I cherish the moment I found support and realized I wasn't alone. Giving back in gratitude for that support was the next step in healing from my cancer.
A seven-year breast cancer survivor, Debbie Woodbury writes and speaks about the emotional fallout of living with cancer. Her books, You Can Thrive After Treatment and How to Build an Amazing Life After Treatment (Amazon), share simple secrets to creating inspired healing, wellness and live out loud joy beyond cancer. Debbie blogs at WhereWeGoNow.com and you can find her writing at Positively Positive and the Huffington Post.
I had my mastectomy on a Wednesday. I think it was Friday morning, when the anesthesia finally wore off, that I had my breakdown.
Not being in my right mind, I could be wrong.
What I know for sure is that cancer had been eating away at my emotions for the past six and a half months, and I was completely devastated. It didn’t take much for all those tubes and bandages, and a missing breast, to push me over the edge.
I was no longer able to cope. Worse, I was terrified I would be discharged into the void and left to face my mental, emotional and physical recuperation completely depleted and alone.
Suddenly a nurse walked into the room and introduced herself as my patient navigator. She sat beside my bed and told me about cancer support services available to me even after I left the hospital. (It was the first time in six and a half months that anyone discussed support services with me.)
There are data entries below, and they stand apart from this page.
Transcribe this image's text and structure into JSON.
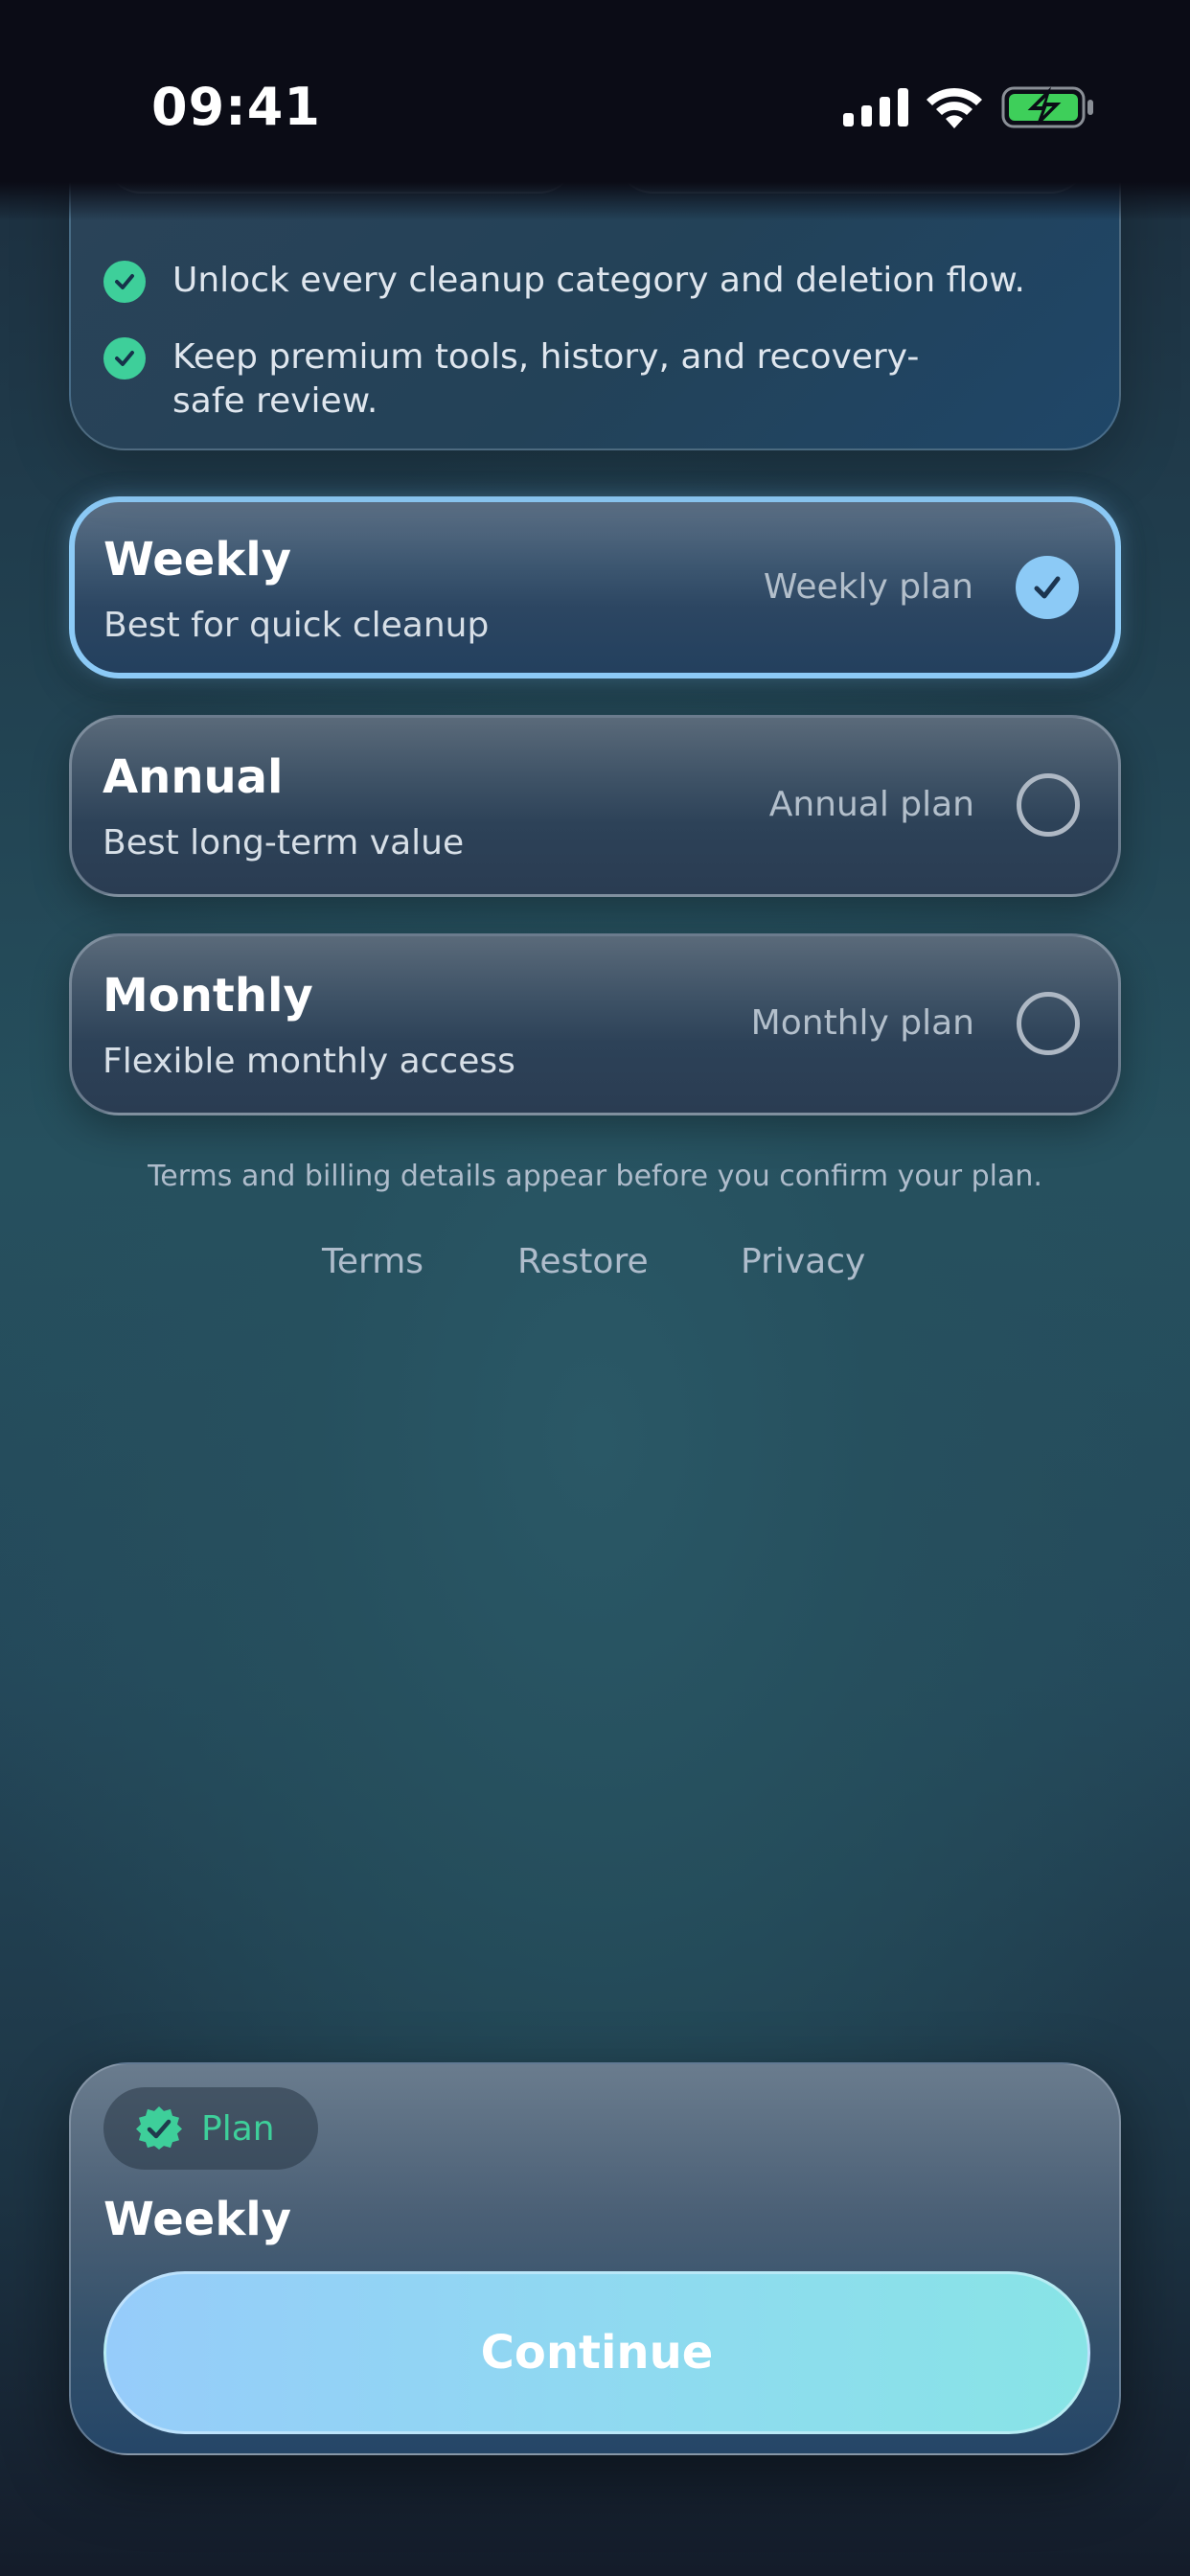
{
  "status_bar": {
    "time": "09:41",
    "icons": [
      "signal-icon",
      "wifi-icon",
      "battery-charging-icon"
    ],
    "battery_color": "#3ecf5a"
  },
  "features": {
    "items": [
      "Unlock every cleanup category and deletion flow.",
      "Keep premium tools, history, and recovery-safe review."
    ]
  },
  "plans": [
    {
      "id": "weekly",
      "title": "Weekly",
      "subtitle": "Best for quick cleanup",
      "label": "Weekly plan",
      "selected": true
    },
    {
      "id": "annual",
      "title": "Annual",
      "subtitle": "Best long-term value",
      "label": "Annual plan",
      "selected": false
    },
    {
      "id": "monthly",
      "title": "Monthly",
      "subtitle": "Flexible monthly access",
      "label": "Monthly plan",
      "selected": false
    }
  ],
  "terms_note": "Terms and billing details appear before you confirm your plan.",
  "links": {
    "terms": "Terms",
    "restore": "Restore",
    "privacy": "Privacy"
  },
  "summary": {
    "chip_label": "Plan",
    "plan_name": "Weekly",
    "continue_label": "Continue"
  },
  "colors": {
    "accent": "#8ccaf6",
    "success": "#3ecf9a",
    "button_start": "#96ccfa",
    "button_end": "#88e4e6"
  }
}
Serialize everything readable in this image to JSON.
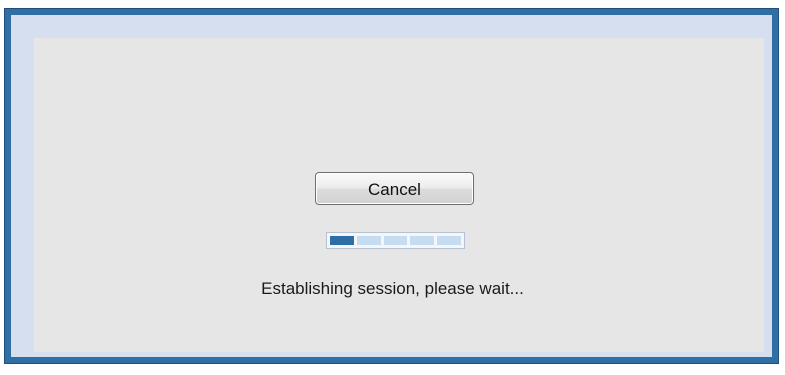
{
  "dialog": {
    "cancel_label": "Cancel",
    "status_text": "Establishing session, please wait...",
    "progress": {
      "segments_total": 5,
      "segments_active": 1,
      "active_color": "#2e6ea6",
      "inactive_color": "#c6dcf1"
    }
  },
  "colors": {
    "window_border": "#2f6fa4",
    "frame": "#d5dff0",
    "content_background": "#e6e6e6"
  }
}
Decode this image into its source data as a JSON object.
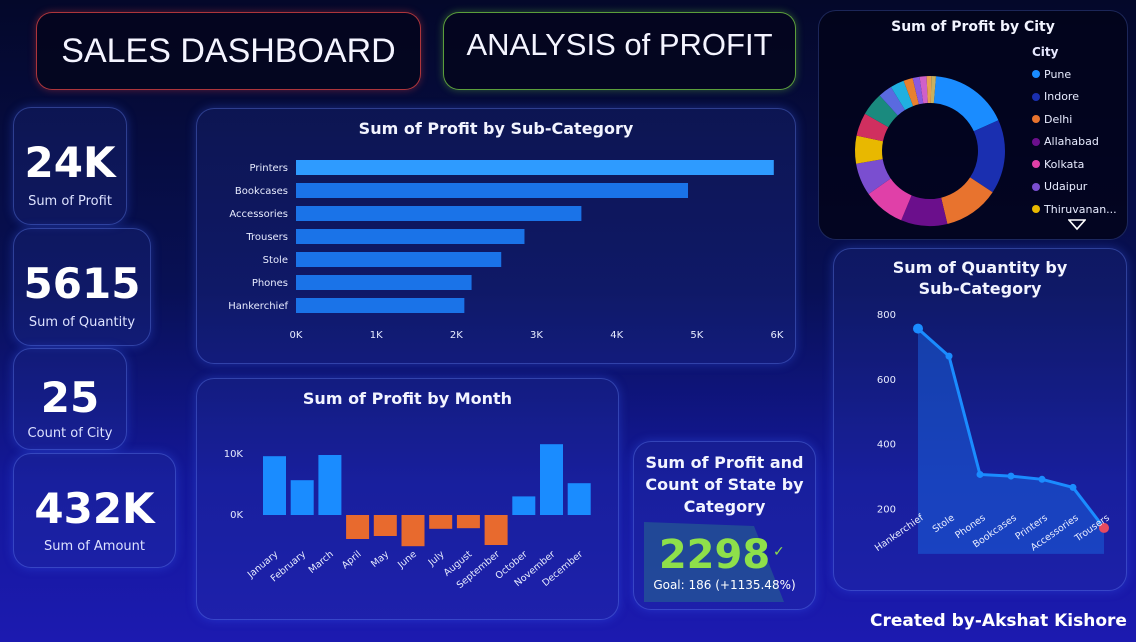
{
  "header": {
    "title": "SALES DASHBOARD",
    "subtitle": "ANALYSIS of PROFIT"
  },
  "kpis": [
    {
      "value": "24K",
      "label": "Sum of Profit"
    },
    {
      "value": "5615",
      "label": "Sum of Quantity"
    },
    {
      "value": "25",
      "label": "Count of City"
    },
    {
      "value": "432K",
      "label": "Sum of Amount"
    }
  ],
  "footer": {
    "credit": "Created by-Akshat Kishore"
  },
  "gauge": {
    "title": "Sum of Profit and Count of State by Category",
    "value": "2298",
    "goal": "Goal: 186 (+1135.48%)",
    "check": "✓"
  },
  "colors": {
    "bar_blue": "#1a8cff",
    "bar_blue_sub": "#1a73e8",
    "negative_orange": "#e86a2e",
    "line_blue": "#1a8cff",
    "end_marker": "#e84a5f"
  },
  "icons": {
    "legend_more": "caret-down-icon",
    "gauge_check": "check-icon"
  },
  "chart_data": [
    {
      "type": "bar",
      "orientation": "horizontal",
      "title": "Sum of Profit by Sub-Category",
      "categories": [
        "Printers",
        "Bookcases",
        "Accessories",
        "Trousers",
        "Stole",
        "Phones",
        "Hankerchief"
      ],
      "values": [
        5960,
        4890,
        3560,
        2850,
        2560,
        2190,
        2100
      ],
      "xlim": [
        0,
        6000
      ],
      "xticks": [
        "0K",
        "1K",
        "2K",
        "3K",
        "4K",
        "5K",
        "6K"
      ],
      "grid": false
    },
    {
      "type": "bar",
      "title": "Sum of Profit by Month",
      "categories": [
        "January",
        "February",
        "March",
        "April",
        "May",
        "June",
        "July",
        "August",
        "September",
        "October",
        "November",
        "December"
      ],
      "values": [
        9800,
        5800,
        10000,
        -4000,
        -3500,
        -5200,
        -2300,
        -2200,
        -5000,
        3100,
        11800,
        5300
      ],
      "ylim": [
        -7000,
        13000
      ],
      "yticks": [
        "10K",
        "0K"
      ],
      "grid": false
    },
    {
      "type": "pie",
      "donut": true,
      "title": "Sum of Profit by City",
      "legend_title": "City",
      "legend_position": "right",
      "categories": [
        "Pune",
        "Indore",
        "Delhi",
        "Allahabad",
        "Kolkata",
        "Udaipur",
        "Thiruvanan..."
      ],
      "values": [
        17,
        16,
        12,
        10,
        9,
        7,
        6,
        5,
        5,
        3,
        3,
        2,
        1.5,
        1.5,
        1,
        1
      ],
      "colors": [
        "#1a8cff",
        "#1a2fb0",
        "#e8732e",
        "#6b0f8c",
        "#e040a8",
        "#7a4ed0",
        "#e8b800",
        "#d02f5f",
        "#1a8a7e",
        "#5a6ae0",
        "#20b0e0",
        "#e8802e",
        "#8a5ae0",
        "#d060c8",
        "#e8a050",
        "#c8b060"
      ]
    },
    {
      "type": "area",
      "title": "Sum of Quantity by Sub-Category",
      "categories": [
        "Hankerchief",
        "Stole",
        "Phones",
        "Bookcases",
        "Printers",
        "Accessories",
        "Trousers"
      ],
      "values": [
        755,
        670,
        305,
        300,
        290,
        265,
        140
      ],
      "ylim": [
        100,
        820
      ],
      "yticks": [
        800,
        600,
        400,
        200
      ],
      "grid": false
    }
  ]
}
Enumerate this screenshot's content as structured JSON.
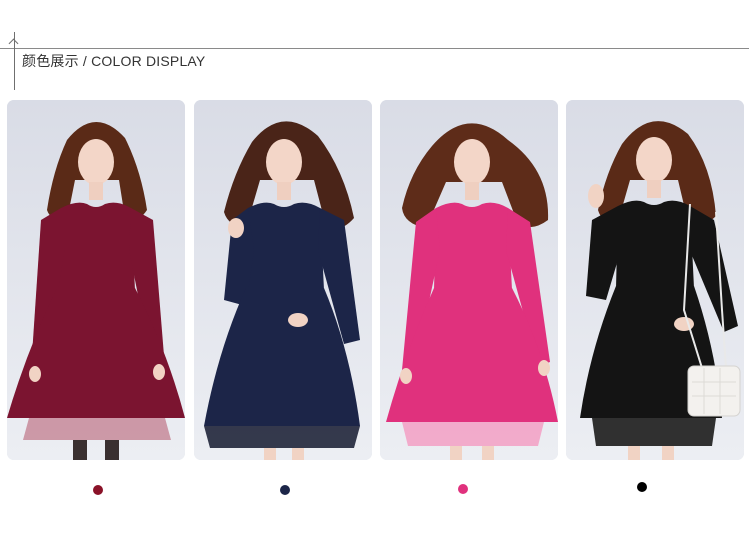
{
  "header": {
    "title_cn": "颜色展示",
    "title_sep": " / ",
    "title_en": "COLOR DISPLAY"
  },
  "products": [
    {
      "color_hex": "#7b1430",
      "lace_hex": "#c78a9a"
    },
    {
      "color_hex": "#1c2548",
      "lace_hex": "#20253a"
    },
    {
      "color_hex": "#e0317d",
      "lace_hex": "#f3a3c7"
    },
    {
      "color_hex": "#141414",
      "lace_hex": "#202020"
    }
  ],
  "swatches": [
    {
      "color_hex": "#8a1228"
    },
    {
      "color_hex": "#1c2548"
    },
    {
      "color_hex": "#e0317d"
    },
    {
      "color_hex": "#000000"
    }
  ]
}
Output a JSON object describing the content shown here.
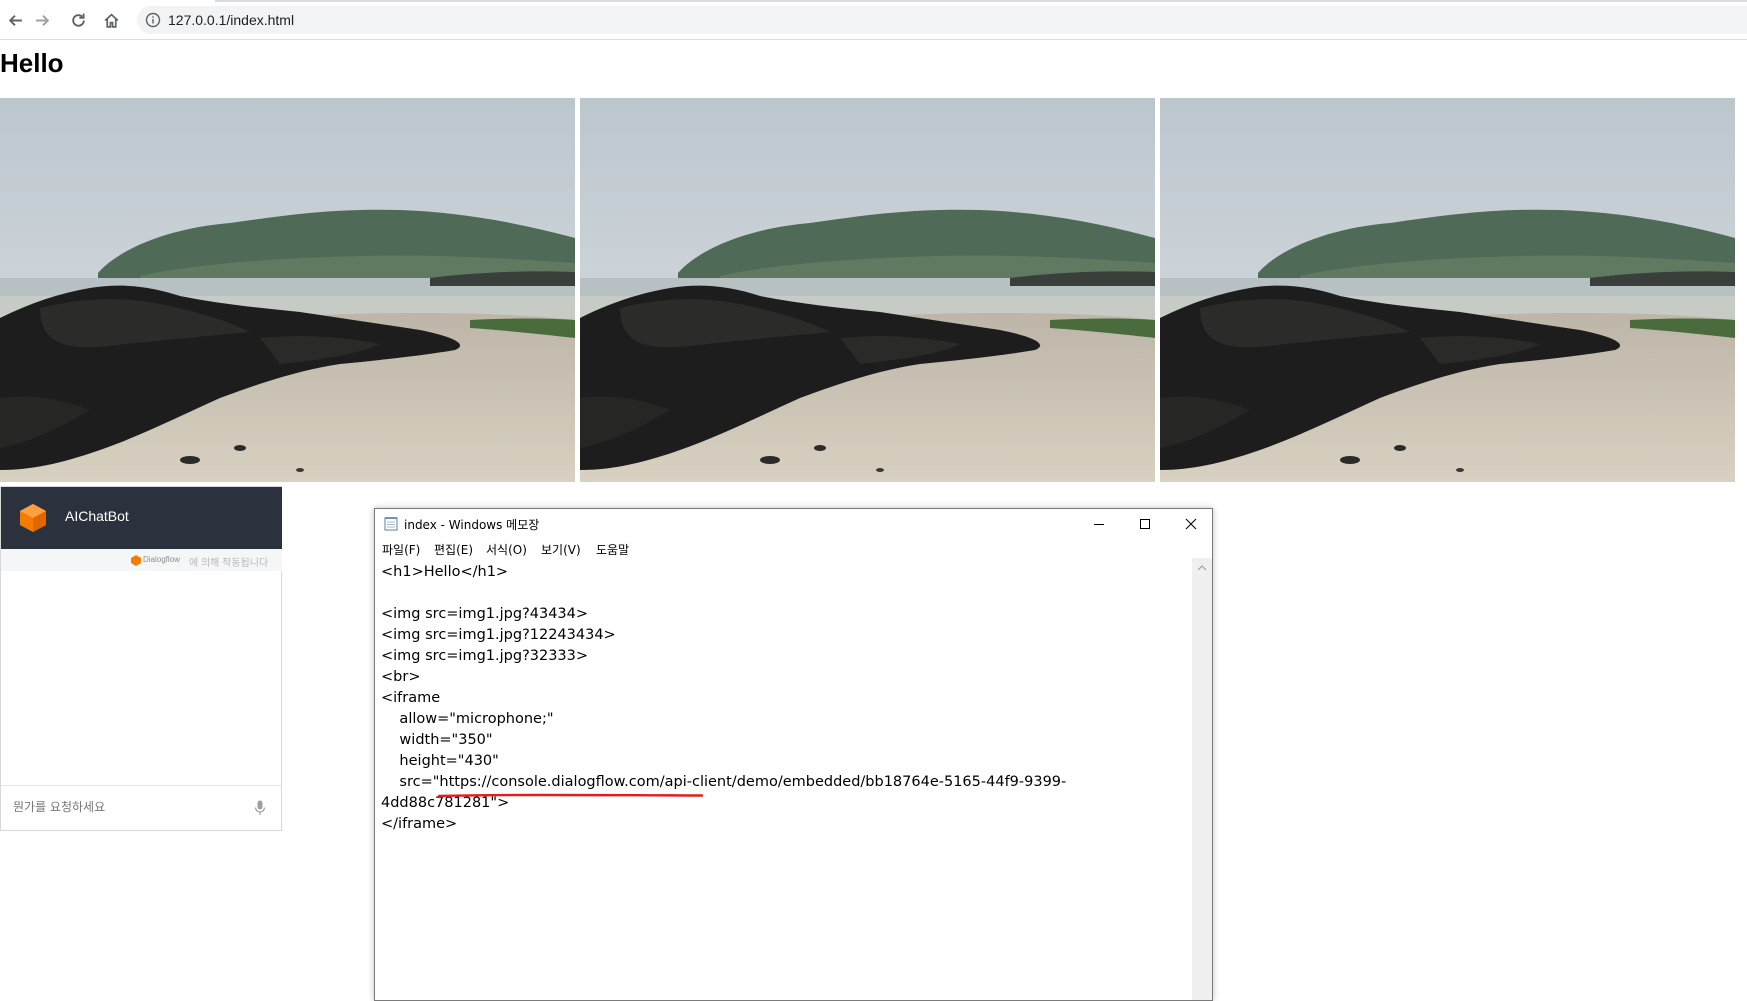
{
  "browser": {
    "url": "127.0.0.1/index.html",
    "icons": [
      "back-arrow-icon",
      "forward-arrow-icon",
      "reload-icon",
      "home-icon",
      "info-icon"
    ]
  },
  "page": {
    "heading": "Hello",
    "photos": [
      {
        "name": "beach-photo-1"
      },
      {
        "name": "beach-photo-2"
      },
      {
        "name": "beach-photo-3"
      }
    ]
  },
  "chatbot": {
    "title": "AIChatBot",
    "powered_brand": "Dialogflow",
    "powered_text": "에 의해 작동됩니다",
    "input_placeholder": "뭔가를 요청하세요",
    "colors": {
      "header": "#2c323d",
      "logo": "#f57c00"
    }
  },
  "notepad": {
    "title": "index - Windows 메모장",
    "menu": [
      "파일(F)",
      "편집(E)",
      "서식(O)",
      "보기(V)",
      "도움말"
    ],
    "lines": [
      "<h1>Hello</h1>",
      "",
      "<img src=img1.jpg?43434>",
      "<img src=img1.jpg?12243434>",
      "<img src=img1.jpg?32333>",
      "<br>",
      "<iframe",
      "    allow=\"microphone;\"",
      "    width=\"350\"",
      "    height=\"430\"",
      "    src=\"https://console.dialogflow.com/api-client/demo/embedded/bb18764e-5165-44f9-9399-",
      "4dd88c781281\">",
      "</iframe>"
    ],
    "highlight_color": "#e01e1e"
  }
}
As we talked, I went from hopelessness and isolation to connection. After I left the hospital, I started showing up for every support service I could. I signed up for support groups and rehabilitative exercise classes. I met regularly with my patient navigator and committed to seeing a therapist once a week for a year.
My cancer center became my home away from home. I was filled with gratitude and found myself saying “thank you” a million times a day. But, as time went on, I was filled with an overwhelming desire to give back and needed to do more.
Which didn’t come easily.
At first, I just didn’t have the energy to give back. I was frustrated, but my therapist assured me I had to focus on my own healing and then, when I was ready, opportunities to give back would appear.
Of course, she was right and eventually, opportunities fell into my lap – encouraging other survivors, volunteering with the Cancer Hope Network
, working as a patient educator with the Pathways Women’s Cancer Teaching Project and creating WhereWeGoNow,
to name just a few.
Recently, I signed on to work with CureClick and serve on its Advisory Board. As a CureClick Trial Ambassador, I use social media to reach out to cancer patients to let them know about clinical trials. So far as a result of my efforts, two people have qualified for a clinical trial for people with HR+, HER2- Breast Cancer, which you can read more about here.
As I reach out and give back, I think about what it meant to me to find support. Giving back in gratitude for all the support I received is healing, or as Maya Angelou said, “I have found that among its other benefits, giving liberates the soul of the giver.”
Is giving back been a part of your healing from cancer? Tell me about it in the comments, I answer every one.